The charities hope by releasing their findings more people will be able to recognise the initial signs and be able to support young people to know that they are not alone.

Many young people told us that they wanted people to know their self-harm wasn’t about attention seeking.

As part of the survey, respondents were also asked to tell their distraction or coping techniques, such as listening to music, and share their own messages to raise awareness of the issue.

These will be shared for a week after the 1 March awareness day on the websites and social media sites of the charities involved.

Rachel Welch from said: “Really tackling the issue of self-harm among young people means not only recognising the situations and feelings that lead them to take this path but also ensuring that those in a position to help them recognise the early signs of self-harm and how best to support them.

“Many young people told us that they wanted people to know their self-harm wasn’t about attention seeking. It’s so sad that young people are facing this stigma and being labelled rather than getting the support they need.”

Speaking ahead of awareness day Childline expressed its concern at the rise in number of calls and messages it receives about self-harm.

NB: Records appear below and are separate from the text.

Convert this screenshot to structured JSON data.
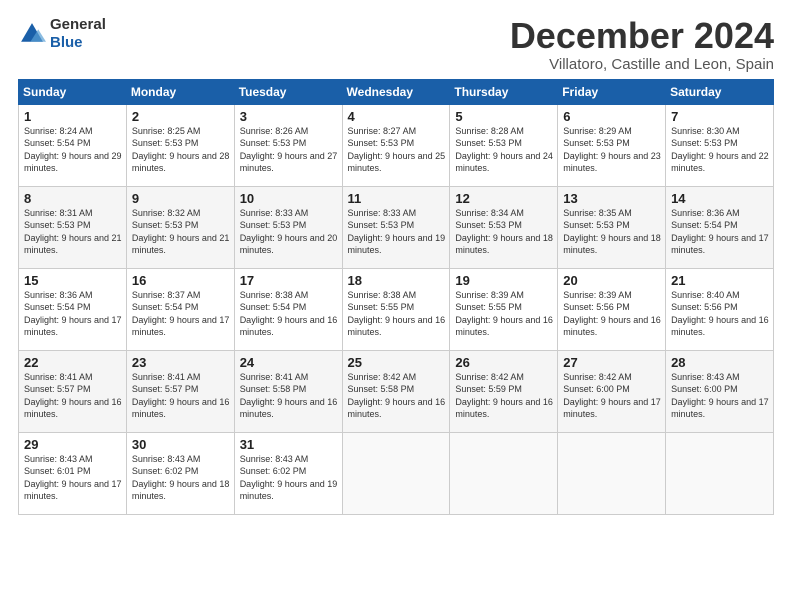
{
  "logo": {
    "line1": "General",
    "line2": "Blue"
  },
  "title": "December 2024",
  "location": "Villatoro, Castille and Leon, Spain",
  "days_of_week": [
    "Sunday",
    "Monday",
    "Tuesday",
    "Wednesday",
    "Thursday",
    "Friday",
    "Saturday"
  ],
  "weeks": [
    [
      {
        "day": "1",
        "sunrise": "8:24 AM",
        "sunset": "5:54 PM",
        "daylight": "9 hours and 29 minutes."
      },
      {
        "day": "2",
        "sunrise": "8:25 AM",
        "sunset": "5:53 PM",
        "daylight": "9 hours and 28 minutes."
      },
      {
        "day": "3",
        "sunrise": "8:26 AM",
        "sunset": "5:53 PM",
        "daylight": "9 hours and 27 minutes."
      },
      {
        "day": "4",
        "sunrise": "8:27 AM",
        "sunset": "5:53 PM",
        "daylight": "9 hours and 25 minutes."
      },
      {
        "day": "5",
        "sunrise": "8:28 AM",
        "sunset": "5:53 PM",
        "daylight": "9 hours and 24 minutes."
      },
      {
        "day": "6",
        "sunrise": "8:29 AM",
        "sunset": "5:53 PM",
        "daylight": "9 hours and 23 minutes."
      },
      {
        "day": "7",
        "sunrise": "8:30 AM",
        "sunset": "5:53 PM",
        "daylight": "9 hours and 22 minutes."
      }
    ],
    [
      {
        "day": "8",
        "sunrise": "8:31 AM",
        "sunset": "5:53 PM",
        "daylight": "9 hours and 21 minutes."
      },
      {
        "day": "9",
        "sunrise": "8:32 AM",
        "sunset": "5:53 PM",
        "daylight": "9 hours and 21 minutes."
      },
      {
        "day": "10",
        "sunrise": "8:33 AM",
        "sunset": "5:53 PM",
        "daylight": "9 hours and 20 minutes."
      },
      {
        "day": "11",
        "sunrise": "8:33 AM",
        "sunset": "5:53 PM",
        "daylight": "9 hours and 19 minutes."
      },
      {
        "day": "12",
        "sunrise": "8:34 AM",
        "sunset": "5:53 PM",
        "daylight": "9 hours and 18 minutes."
      },
      {
        "day": "13",
        "sunrise": "8:35 AM",
        "sunset": "5:53 PM",
        "daylight": "9 hours and 18 minutes."
      },
      {
        "day": "14",
        "sunrise": "8:36 AM",
        "sunset": "5:54 PM",
        "daylight": "9 hours and 17 minutes."
      }
    ],
    [
      {
        "day": "15",
        "sunrise": "8:36 AM",
        "sunset": "5:54 PM",
        "daylight": "9 hours and 17 minutes."
      },
      {
        "day": "16",
        "sunrise": "8:37 AM",
        "sunset": "5:54 PM",
        "daylight": "9 hours and 17 minutes."
      },
      {
        "day": "17",
        "sunrise": "8:38 AM",
        "sunset": "5:54 PM",
        "daylight": "9 hours and 16 minutes."
      },
      {
        "day": "18",
        "sunrise": "8:38 AM",
        "sunset": "5:55 PM",
        "daylight": "9 hours and 16 minutes."
      },
      {
        "day": "19",
        "sunrise": "8:39 AM",
        "sunset": "5:55 PM",
        "daylight": "9 hours and 16 minutes."
      },
      {
        "day": "20",
        "sunrise": "8:39 AM",
        "sunset": "5:56 PM",
        "daylight": "9 hours and 16 minutes."
      },
      {
        "day": "21",
        "sunrise": "8:40 AM",
        "sunset": "5:56 PM",
        "daylight": "9 hours and 16 minutes."
      }
    ],
    [
      {
        "day": "22",
        "sunrise": "8:41 AM",
        "sunset": "5:57 PM",
        "daylight": "9 hours and 16 minutes."
      },
      {
        "day": "23",
        "sunrise": "8:41 AM",
        "sunset": "5:57 PM",
        "daylight": "9 hours and 16 minutes."
      },
      {
        "day": "24",
        "sunrise": "8:41 AM",
        "sunset": "5:58 PM",
        "daylight": "9 hours and 16 minutes."
      },
      {
        "day": "25",
        "sunrise": "8:42 AM",
        "sunset": "5:58 PM",
        "daylight": "9 hours and 16 minutes."
      },
      {
        "day": "26",
        "sunrise": "8:42 AM",
        "sunset": "5:59 PM",
        "daylight": "9 hours and 16 minutes."
      },
      {
        "day": "27",
        "sunrise": "8:42 AM",
        "sunset": "6:00 PM",
        "daylight": "9 hours and 17 minutes."
      },
      {
        "day": "28",
        "sunrise": "8:43 AM",
        "sunset": "6:00 PM",
        "daylight": "9 hours and 17 minutes."
      }
    ],
    [
      {
        "day": "29",
        "sunrise": "8:43 AM",
        "sunset": "6:01 PM",
        "daylight": "9 hours and 17 minutes."
      },
      {
        "day": "30",
        "sunrise": "8:43 AM",
        "sunset": "6:02 PM",
        "daylight": "9 hours and 18 minutes."
      },
      {
        "day": "31",
        "sunrise": "8:43 AM",
        "sunset": "6:02 PM",
        "daylight": "9 hours and 19 minutes."
      },
      null,
      null,
      null,
      null
    ]
  ]
}
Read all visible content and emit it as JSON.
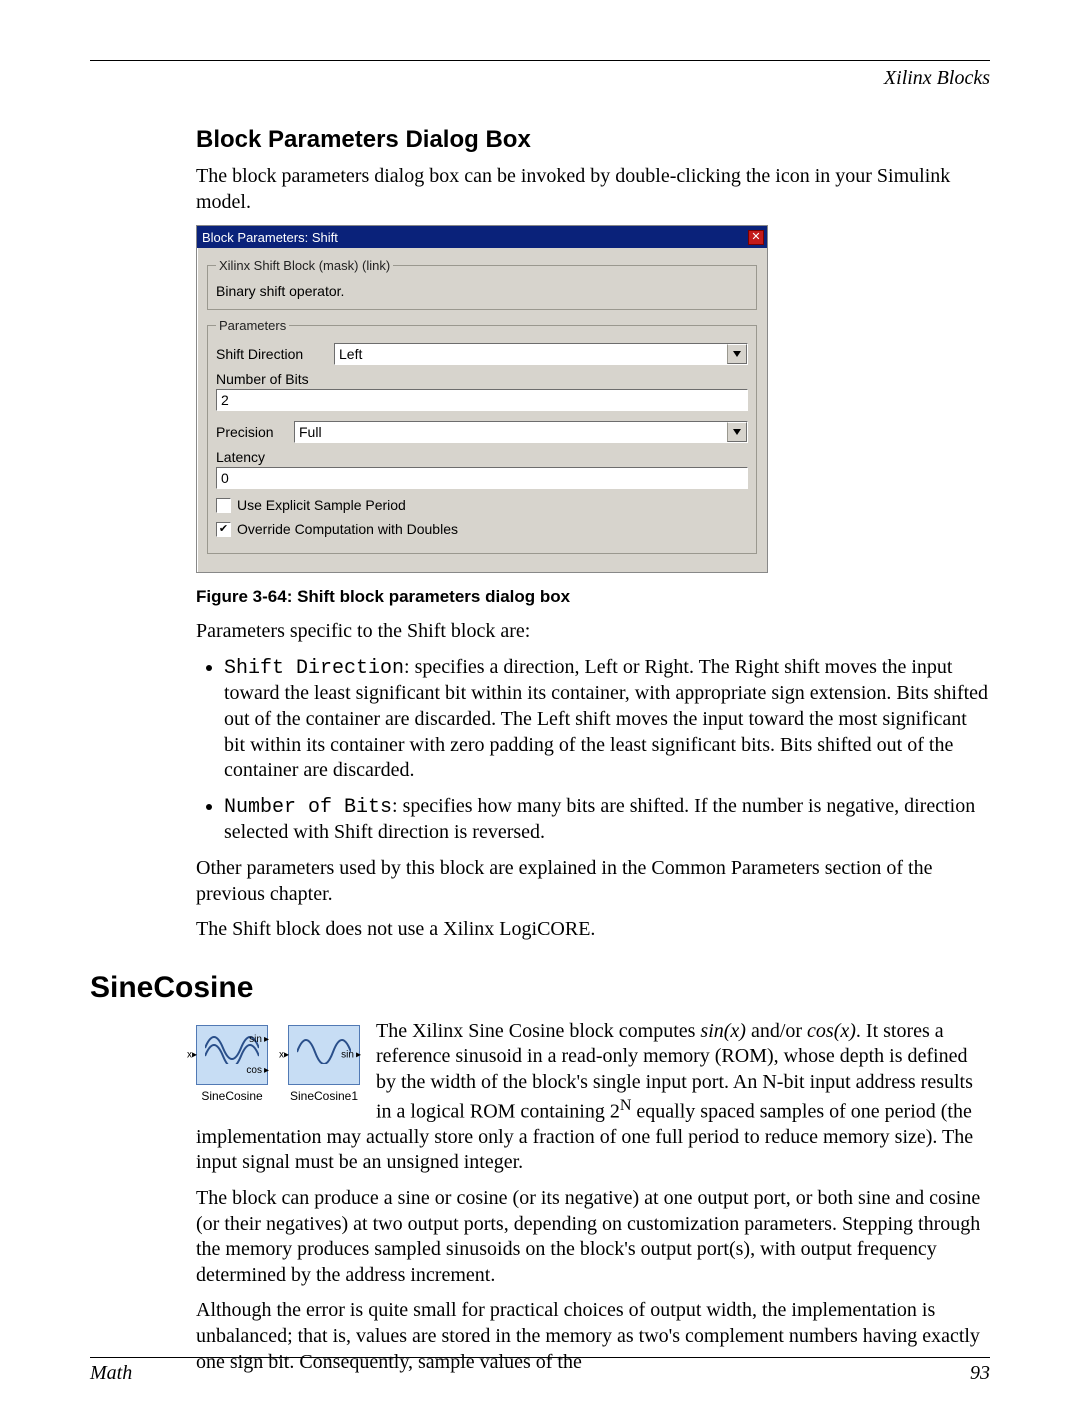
{
  "running_head": "Xilinx Blocks",
  "section_title": "Block Parameters Dialog Box",
  "section_intro": "The block parameters dialog box can be invoked by double-clicking the icon in your Simulink model.",
  "dialog": {
    "title": "Block Parameters: Shift",
    "mask_group": {
      "legend": "Xilinx Shift Block (mask) (link)",
      "description": "Binary shift operator."
    },
    "params_group": {
      "legend": "Parameters",
      "shift_direction": {
        "label": "Shift Direction",
        "value": "Left"
      },
      "number_of_bits": {
        "label": "Number of Bits",
        "value": "2"
      },
      "precision": {
        "label": "Precision",
        "value": "Full"
      },
      "latency": {
        "label": "Latency",
        "value": "0"
      },
      "explicit_sample_period": {
        "label": "Use Explicit Sample Period",
        "checked": false
      },
      "override_doubles": {
        "label": "Override Computation with Doubles",
        "checked": true
      }
    }
  },
  "figure_caption": "Figure 3-64:   Shift block parameters dialog box",
  "after_figure_intro": "Parameters specific to the Shift block are:",
  "bullet_shift_direction": {
    "code": "Shift Direction",
    "text": ": specifies a direction, Left or Right. The Right shift moves the input toward the least significant bit within its container, with appropriate sign extension. Bits shifted out of the container are discarded. The Left shift moves the input toward the most significant bit within its container with zero padding of the least significant bits. Bits shifted out of the container are discarded."
  },
  "bullet_number_of_bits": {
    "code": "Number of Bits",
    "text": ": specifies how many bits are shifted. If the number is negative, direction selected with Shift direction is reversed."
  },
  "other_params_text": "Other parameters used by this block are explained in the Common Parameters section of the previous chapter.",
  "no_logicore_text": "The Shift block does not use a Xilinx LogiCORE.",
  "sinecosine": {
    "heading": "SineCosine",
    "icon1_label": "SineCosine",
    "icon2_label": "SineCosine1",
    "port_sin": "sin",
    "port_cos": "cos",
    "port_x": "x",
    "intro_prefix": "The Xilinx Sine Cosine block computes ",
    "intro_sinx": "sin(x)",
    "intro_andor": " and/or ",
    "intro_cosx": "cos(x)",
    "intro_rest_a": ". It stores a reference sinusoid in a read-only memory (ROM), whose depth is defined by the width of the block's single input port.  An N-bit input address results in a logical ROM containing 2",
    "intro_exp": "N",
    "intro_rest_b": " equally spaced samples of one period (the implementation may actually store only a fraction of one full period to reduce memory size). The input signal must be an unsigned integer.",
    "para2": "The block can produce a sine or cosine (or its negative) at one output port, or both sine and cosine (or their negatives) at two output ports, depending on customization parameters. Stepping through the memory produces sampled sinusoids on the block's output port(s), with output frequency determined by the address increment.",
    "para3": "Although the error is quite small for practical choices of output width, the implementation is unbalanced; that is, values are stored in the memory as two's complement numbers having exactly one sign bit.  Consequently, sample values of the"
  },
  "footer": {
    "left": "Math",
    "right": "93"
  }
}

During 2012-13, a total of 7,550 children and young people from across the UK spoke to counsellors at the charity’s bases in Scotland – either on the phone or online – an increase of 50% from 2011-12.

Elaine Chalmers, area manager of Childline said she is particularly concerned about a new development which sees young people sharing images of self-harm on social media sites.

“There are many reasons why young people might self-harm,” she added.

“It’s a way of dealing with overwhelming feelings that can feel very difficult to cope with and young people tell us that physical pain helps them cope with the emotional pain.

“I would urge young people seeking advice or support on this issue to contact Childline, which is available 24 hours a day, seven days a week.”

Most frequent reasons given for young people hurting themselves for the first timeFeelings that led to young people hurting themselves for the first time
Bullying (25%) Alone (61%)
Family relationships (17%) Numb/empty (46%)
Pressure to do well at school (14%) Sad (41%)
Emotional abuse (11%) Angry (36%)
Friendships (11%) Out of control (34%)